askQuestion('Are you ready?',['yes', 'no', 'maybe'])
You should see the following:
Python allows us to put a sequence of statements together in a function. Functions are defined using the following format:
def functionName(arg1, arg2, ...): statement1 statement2 ...
The keyword def is always used at the beginning of a function definition. This is followed by the name of the function and the function’s arguments (listed as arg1, arg2, … above) in parentheses. Arguments are input values that the function needs to perform a task.
Now it's time to create your own functions. Try the following. Feel free to modify the functions to create your own.
python> def juliet(message): setVoice('English-US Female') speak(message) python> def romeo(message): setVoice('English-US Male') speak(message)

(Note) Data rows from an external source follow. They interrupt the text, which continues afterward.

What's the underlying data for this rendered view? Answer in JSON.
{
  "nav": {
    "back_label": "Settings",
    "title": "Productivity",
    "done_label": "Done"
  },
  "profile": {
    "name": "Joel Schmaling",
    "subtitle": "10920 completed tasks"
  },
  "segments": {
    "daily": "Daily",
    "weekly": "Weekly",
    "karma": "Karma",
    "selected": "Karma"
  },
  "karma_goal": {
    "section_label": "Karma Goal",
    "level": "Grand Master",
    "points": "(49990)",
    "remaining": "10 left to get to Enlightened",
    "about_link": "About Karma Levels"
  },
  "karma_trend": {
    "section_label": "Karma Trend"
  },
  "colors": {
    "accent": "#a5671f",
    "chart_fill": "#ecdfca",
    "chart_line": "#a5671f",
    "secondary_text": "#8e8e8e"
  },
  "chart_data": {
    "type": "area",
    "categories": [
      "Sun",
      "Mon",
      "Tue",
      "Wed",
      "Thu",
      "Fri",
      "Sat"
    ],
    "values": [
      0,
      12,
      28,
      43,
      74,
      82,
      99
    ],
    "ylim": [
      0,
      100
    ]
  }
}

Note that you may need to press the TAB key to get speak() command to line up with setVoice(). Also, you need to press the ENTER key after speak() twice, to get back to the Python prompt.
Now that you have defined these functions, you can use them. Here is a mini play starring Romeo and Juliet:
python> juliet("Hey Ro, where have you been?") Ok python> romeo("Hey J, I was chillin") Ok
Creating Python Modules
One problem with defining functions interactively at the Calico Python prompt like this is that the definitions go away when we quit Calico. If we want to use them again in the future, we have to retype them. Python allows you to create modules or files that contain your function definitions and other commands. This file is saved on a disk so that it can be used over and over again.
A module is just a text file that you can create in any text editor such as Notepad (but not Microsoft Word, as that is a word processor, at least by default). Python files must be saved with a ‘.py’ extension so that the computer knows it is a python module. Let’s illustrate the use of a module by creating our own and running it.
You can put "comments" in a Python program, or module, by putting a pound-sign (#) on a line. Anything after the pound-sign is a message from you to other humans, not to Python.
You can open up python’s editor in Calico by going to the menu item File > New Python Script. Copy and paste the functions you have written into a new file and save it. You should add the '.py' extension to your file name when saving it. This tells the computer that it is a python file. Your module should look something like this:
#File: miniPlay.py #Author: Sarah Reddington #Description: a mini play/conversation between Romeo and Juliet from Myro import * def juliet(message): setVoice('English-US Female') speak(message) def romeo(message): setVoice('English-US Male') speak(message) # Calling the functions: juliet("Hey Ro, where have you been?") romeo("Hey J, I was chillin")
Running a Python Module
To run a python module from the Calico Editor go to Script > Apply in your menu options.
- Playing With Voices: Using the voice function, write a Python module that is an "audio play" in which your computer will "read" it. Your "play" should be a 1.5 minute reading of anything that has dialogue. Your "play" should have at least two characters. You may create your own dialogue, or use other sources (e.g., Shakespeare, lyrics, movie scripts, etc.).
- Initial Reactions: How did you find the first lab? Was it manageable or overwhelming? How did you enjoy the topic? You can write or type your initial reactions at the end of your Python play module.
- Submit Your Module: When you are finished, print out a copy of the module you wrote and submit it to me next Monday.
- For next time: Read chapter 1 ("The World of Robots") of your text, Learning Computing With Robots Using Calico Python. You will need to be familiar with this chapter in order to do lab 2.